We caught up with SAI Ambassador Andrew, who answers some questions regarding his semester in Barcelona.
What was your favorite class abroad and why?
I loved all my classes that I took in Barcelona. One of the Spanish culture courses that I took was called “Seven Wonders of Spain.” This amazing class featured professor-led tours throughout different neighborhoods in Barcelona. Marta, our incredible leader, was a local Catalonian who knew every in and out of Barcelona. She was able to give our small class access to special exhibits in museums that were not available to the public, showed us secret rooms in historic buildings, and provided a very in-depth tour of Barcelona. I learned firsthand the ins and outs of the city, and my study abroad experience would not be the same if I did not take this course.
What was your favorite thing to do in your host city?
Barcelona offers quite the range of activities, but my favorite must be watching the sunset from Bunkers del Carmel, a 360-degree viewpoint overlooking Barcelona and the surrounding cities. I first learned about this local hot spot from Marta, my professor from the class mentioned above. She led our class on a 15-20-minute hike from our UAB campus up to the bunkers. Another easy way to access this fantastic lookout is by the public transportation busses that drop off right at the top of the hill. My friends and I often bought cheap wine and tapas and made our way up to the Bunkers for sunset. Most visitors left right after the sun went down, but I my favorite part of relaxing at the top was seeing the lights of the city slowly turning on. After 30 minutes or so after sunset, the fiery nightlife of Barcelona can be seen and heard all the way up in the mountains.
What travel tips would you give someone studying abroad?
After traveling so much throughout Europe, I learned a lot of travel tricks since my first trip to Valencia to my last trip to Munich. My number one suggestion would be to find out if you or your friends know someone studying abroad or who has studied in the place you are planning to travel to. The students who are spending a whole semester in a city will be a great resource for local favorites, delicious secret food joints, and awesome nightlife recommendations. These students most likely have similar interests, so their suggestions will be relevant to you, and they most likely have better suggestions than Google or Trip Advisor. Next, I recommend trying different modes of transportation and lodging. Throughout my semester, I took cars, busses, trains, planes, and boats to my different destinations. I stayed in hostels, friend’s apartments, hotels, Air BnBs, and even went camping one weekend. By exposing yourself to new situations, you will learn to adapt and think on your feet while navigating in new territories. Finally, I think meeting locals is a great way to learn about the city. If approached with kindness and respect, locals can fantastic tools to help you when you’re lost, give you special suggestions, and give you direct exposure to the locals in a new city.

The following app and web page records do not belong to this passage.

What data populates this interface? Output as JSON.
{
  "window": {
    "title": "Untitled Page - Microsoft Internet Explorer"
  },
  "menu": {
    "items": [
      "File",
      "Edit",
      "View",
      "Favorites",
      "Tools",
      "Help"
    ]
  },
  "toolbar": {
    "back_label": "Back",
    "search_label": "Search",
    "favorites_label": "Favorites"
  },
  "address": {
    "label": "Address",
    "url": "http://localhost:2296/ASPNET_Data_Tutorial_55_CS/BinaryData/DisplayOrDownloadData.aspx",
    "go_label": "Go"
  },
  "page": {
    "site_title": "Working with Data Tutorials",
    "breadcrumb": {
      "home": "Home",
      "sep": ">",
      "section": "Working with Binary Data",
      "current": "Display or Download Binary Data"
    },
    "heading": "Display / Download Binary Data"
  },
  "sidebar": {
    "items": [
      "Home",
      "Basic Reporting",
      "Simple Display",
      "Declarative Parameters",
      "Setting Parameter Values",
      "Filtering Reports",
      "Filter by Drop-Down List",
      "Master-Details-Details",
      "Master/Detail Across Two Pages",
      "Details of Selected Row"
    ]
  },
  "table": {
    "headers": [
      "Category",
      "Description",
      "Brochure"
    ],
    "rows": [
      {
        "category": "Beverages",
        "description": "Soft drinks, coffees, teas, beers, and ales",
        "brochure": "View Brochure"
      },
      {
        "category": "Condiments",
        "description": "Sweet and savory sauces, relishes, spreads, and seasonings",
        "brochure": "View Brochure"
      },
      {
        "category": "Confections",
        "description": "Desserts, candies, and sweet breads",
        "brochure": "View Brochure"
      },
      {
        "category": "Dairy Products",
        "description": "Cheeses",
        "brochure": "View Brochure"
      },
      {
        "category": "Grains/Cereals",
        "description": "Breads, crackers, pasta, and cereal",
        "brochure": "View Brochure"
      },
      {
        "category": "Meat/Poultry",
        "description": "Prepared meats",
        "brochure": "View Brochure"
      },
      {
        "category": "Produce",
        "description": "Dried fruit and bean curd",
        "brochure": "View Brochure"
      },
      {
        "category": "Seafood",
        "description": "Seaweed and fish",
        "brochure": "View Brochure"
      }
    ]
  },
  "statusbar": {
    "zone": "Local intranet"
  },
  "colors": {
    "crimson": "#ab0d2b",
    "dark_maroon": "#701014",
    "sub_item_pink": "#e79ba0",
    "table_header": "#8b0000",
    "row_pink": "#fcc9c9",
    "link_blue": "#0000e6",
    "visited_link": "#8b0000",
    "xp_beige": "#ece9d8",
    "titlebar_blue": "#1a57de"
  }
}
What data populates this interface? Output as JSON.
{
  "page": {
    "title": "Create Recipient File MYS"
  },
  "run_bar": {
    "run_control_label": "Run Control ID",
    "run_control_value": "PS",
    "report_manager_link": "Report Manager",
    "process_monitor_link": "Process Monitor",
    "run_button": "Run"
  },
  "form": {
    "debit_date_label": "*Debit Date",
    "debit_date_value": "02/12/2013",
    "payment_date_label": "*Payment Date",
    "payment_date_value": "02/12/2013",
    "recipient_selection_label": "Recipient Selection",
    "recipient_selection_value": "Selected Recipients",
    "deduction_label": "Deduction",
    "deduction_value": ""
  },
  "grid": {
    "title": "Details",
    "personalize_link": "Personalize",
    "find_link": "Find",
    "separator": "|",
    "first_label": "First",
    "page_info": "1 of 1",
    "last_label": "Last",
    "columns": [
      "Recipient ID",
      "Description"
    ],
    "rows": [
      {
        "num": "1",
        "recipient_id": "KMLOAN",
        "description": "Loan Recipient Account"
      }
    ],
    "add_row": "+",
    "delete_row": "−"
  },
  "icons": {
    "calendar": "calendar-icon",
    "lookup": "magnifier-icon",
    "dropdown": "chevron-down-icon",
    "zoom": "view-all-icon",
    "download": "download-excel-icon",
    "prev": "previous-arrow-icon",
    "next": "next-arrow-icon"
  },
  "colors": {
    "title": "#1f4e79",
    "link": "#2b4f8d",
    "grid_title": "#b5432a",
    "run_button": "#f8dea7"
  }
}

Andrew was a spring 2018 SAI Barcelona student from the University of South Carolina.